So to finish – it is important to remember that when thinking through life’s big issues: scientific observation is a phenomenal tool that we’ve developed however it is not the Inerrant Complete Answer to Everything™. Also, when thinking through a particular issue, if it is important to you to use science, it is not “more scientific” to believe someone whose profession is science as opposed to believing someone of another profession – both are faith.


Kevin Fleming said...

Excellent post Kyle and good understanding to the definition of science. I took a history of science once where the professor argued that science is evil because it create the Atomic Bomb. I argued that "science" is not evil or good. It is the pursuit of knowledge. What is done with that knowledge, in the case of the atomic bomb, by politicians, can have an attached moral value. Anyway, good separation.

I would add though that science can be used to project possibilities based on observation although the actual event may not be observed. Example:

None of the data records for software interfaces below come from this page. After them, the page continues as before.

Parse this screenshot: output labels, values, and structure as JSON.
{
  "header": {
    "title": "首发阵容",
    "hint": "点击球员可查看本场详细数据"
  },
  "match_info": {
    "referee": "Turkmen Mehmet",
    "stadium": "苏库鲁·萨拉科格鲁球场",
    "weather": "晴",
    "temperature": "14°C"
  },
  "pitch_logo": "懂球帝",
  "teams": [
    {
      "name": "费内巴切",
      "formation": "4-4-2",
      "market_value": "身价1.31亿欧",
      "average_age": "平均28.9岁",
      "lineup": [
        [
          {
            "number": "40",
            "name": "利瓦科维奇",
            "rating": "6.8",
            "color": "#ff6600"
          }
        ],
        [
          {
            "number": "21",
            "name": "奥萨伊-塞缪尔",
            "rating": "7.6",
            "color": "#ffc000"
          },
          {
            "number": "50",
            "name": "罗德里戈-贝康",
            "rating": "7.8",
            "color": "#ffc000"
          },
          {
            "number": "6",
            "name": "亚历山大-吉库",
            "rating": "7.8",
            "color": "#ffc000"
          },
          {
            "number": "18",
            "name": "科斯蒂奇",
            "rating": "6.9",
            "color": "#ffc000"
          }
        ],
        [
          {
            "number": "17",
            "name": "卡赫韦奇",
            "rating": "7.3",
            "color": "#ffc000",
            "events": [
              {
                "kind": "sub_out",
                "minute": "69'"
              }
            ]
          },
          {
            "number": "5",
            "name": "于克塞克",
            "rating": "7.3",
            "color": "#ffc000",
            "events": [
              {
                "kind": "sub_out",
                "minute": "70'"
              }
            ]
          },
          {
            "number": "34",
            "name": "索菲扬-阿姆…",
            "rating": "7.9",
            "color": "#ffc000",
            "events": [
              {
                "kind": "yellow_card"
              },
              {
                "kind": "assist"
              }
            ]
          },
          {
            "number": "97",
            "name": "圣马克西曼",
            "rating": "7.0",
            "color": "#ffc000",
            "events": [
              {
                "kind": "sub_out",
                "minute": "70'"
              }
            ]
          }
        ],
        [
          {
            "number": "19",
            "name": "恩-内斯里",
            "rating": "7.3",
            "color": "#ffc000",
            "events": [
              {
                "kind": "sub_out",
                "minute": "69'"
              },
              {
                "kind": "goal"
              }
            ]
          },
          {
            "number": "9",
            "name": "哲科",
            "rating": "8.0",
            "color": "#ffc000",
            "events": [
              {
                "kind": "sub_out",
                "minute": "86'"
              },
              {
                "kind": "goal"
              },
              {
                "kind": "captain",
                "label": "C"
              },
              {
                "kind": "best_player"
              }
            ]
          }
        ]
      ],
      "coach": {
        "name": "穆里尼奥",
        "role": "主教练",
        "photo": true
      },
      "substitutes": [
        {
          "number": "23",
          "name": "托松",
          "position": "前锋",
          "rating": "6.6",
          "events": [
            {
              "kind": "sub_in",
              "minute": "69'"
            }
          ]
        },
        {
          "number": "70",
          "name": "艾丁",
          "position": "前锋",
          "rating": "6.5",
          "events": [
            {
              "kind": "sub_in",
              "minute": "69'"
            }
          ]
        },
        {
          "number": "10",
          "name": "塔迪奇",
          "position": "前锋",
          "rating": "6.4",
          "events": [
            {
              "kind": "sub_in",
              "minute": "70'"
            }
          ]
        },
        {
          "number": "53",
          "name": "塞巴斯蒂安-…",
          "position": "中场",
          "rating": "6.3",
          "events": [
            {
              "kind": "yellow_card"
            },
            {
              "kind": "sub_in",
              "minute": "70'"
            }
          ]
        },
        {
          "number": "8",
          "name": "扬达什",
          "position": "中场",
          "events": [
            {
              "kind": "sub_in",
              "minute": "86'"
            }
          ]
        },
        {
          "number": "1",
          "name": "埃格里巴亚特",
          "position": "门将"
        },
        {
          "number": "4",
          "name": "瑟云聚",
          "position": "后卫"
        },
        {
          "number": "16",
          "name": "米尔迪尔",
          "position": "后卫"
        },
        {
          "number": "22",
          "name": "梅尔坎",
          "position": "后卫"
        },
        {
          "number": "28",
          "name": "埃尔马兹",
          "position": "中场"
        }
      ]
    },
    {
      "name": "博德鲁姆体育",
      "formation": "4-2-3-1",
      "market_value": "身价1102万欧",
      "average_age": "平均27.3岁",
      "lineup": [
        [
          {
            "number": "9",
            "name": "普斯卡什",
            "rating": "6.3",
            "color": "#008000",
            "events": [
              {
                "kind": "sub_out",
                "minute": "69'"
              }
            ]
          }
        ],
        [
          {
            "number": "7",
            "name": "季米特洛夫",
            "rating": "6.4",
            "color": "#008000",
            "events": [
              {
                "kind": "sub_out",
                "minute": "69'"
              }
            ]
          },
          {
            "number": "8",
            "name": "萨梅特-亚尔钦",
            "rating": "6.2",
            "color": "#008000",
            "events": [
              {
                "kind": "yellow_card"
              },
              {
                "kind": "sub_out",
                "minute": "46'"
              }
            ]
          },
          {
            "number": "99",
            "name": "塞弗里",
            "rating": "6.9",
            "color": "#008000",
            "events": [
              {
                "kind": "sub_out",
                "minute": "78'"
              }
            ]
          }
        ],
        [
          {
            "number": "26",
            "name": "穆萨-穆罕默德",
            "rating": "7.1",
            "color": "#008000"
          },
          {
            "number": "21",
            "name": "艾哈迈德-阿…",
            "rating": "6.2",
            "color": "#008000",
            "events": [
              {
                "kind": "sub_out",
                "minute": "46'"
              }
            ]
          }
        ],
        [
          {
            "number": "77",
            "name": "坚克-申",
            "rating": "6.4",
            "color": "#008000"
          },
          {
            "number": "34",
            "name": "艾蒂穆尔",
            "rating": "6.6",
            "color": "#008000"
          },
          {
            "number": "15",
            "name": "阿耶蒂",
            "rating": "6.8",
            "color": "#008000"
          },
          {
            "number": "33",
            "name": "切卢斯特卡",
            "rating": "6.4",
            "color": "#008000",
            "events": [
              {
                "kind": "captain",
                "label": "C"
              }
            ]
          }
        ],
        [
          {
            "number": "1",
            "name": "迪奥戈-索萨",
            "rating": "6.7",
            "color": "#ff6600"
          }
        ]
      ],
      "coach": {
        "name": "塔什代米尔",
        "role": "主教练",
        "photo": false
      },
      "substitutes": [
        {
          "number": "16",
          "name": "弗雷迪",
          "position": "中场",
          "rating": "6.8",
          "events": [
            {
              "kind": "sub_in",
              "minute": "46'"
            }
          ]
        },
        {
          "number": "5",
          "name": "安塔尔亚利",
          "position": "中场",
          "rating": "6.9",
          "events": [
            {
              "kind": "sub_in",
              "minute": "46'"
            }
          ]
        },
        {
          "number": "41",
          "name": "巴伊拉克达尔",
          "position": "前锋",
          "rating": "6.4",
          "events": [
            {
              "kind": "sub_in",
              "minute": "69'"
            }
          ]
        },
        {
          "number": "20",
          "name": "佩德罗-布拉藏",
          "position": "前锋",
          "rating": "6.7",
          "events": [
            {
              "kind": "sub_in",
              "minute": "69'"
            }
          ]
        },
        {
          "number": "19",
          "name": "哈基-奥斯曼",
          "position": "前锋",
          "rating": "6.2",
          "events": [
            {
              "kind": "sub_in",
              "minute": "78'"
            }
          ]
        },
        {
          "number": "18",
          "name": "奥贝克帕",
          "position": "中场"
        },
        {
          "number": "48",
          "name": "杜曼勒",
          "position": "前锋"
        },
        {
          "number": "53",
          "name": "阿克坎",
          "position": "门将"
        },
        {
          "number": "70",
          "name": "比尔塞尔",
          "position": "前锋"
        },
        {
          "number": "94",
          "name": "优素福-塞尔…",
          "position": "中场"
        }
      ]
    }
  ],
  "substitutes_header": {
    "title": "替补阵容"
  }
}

Train is seen going into the tunnel, train is seen leaving the tunnel. We can extrapolate through other observation (an object must move through space) that the train must have gone through the entire tunnel. Maybe not complete truth (the train quantum jumped or something), but probably a strong assumption based upon previous observation. To apply this principle to some of your examples. If I had put my hand near a fire earlier, I could make an assumption that the stove also would burn like the fire did. I do not need direct observation to derive likely truth.

Kyle said...

I agree - that's the bit I left out - prediction. I may write a post just on that - I will have to read up on it first though.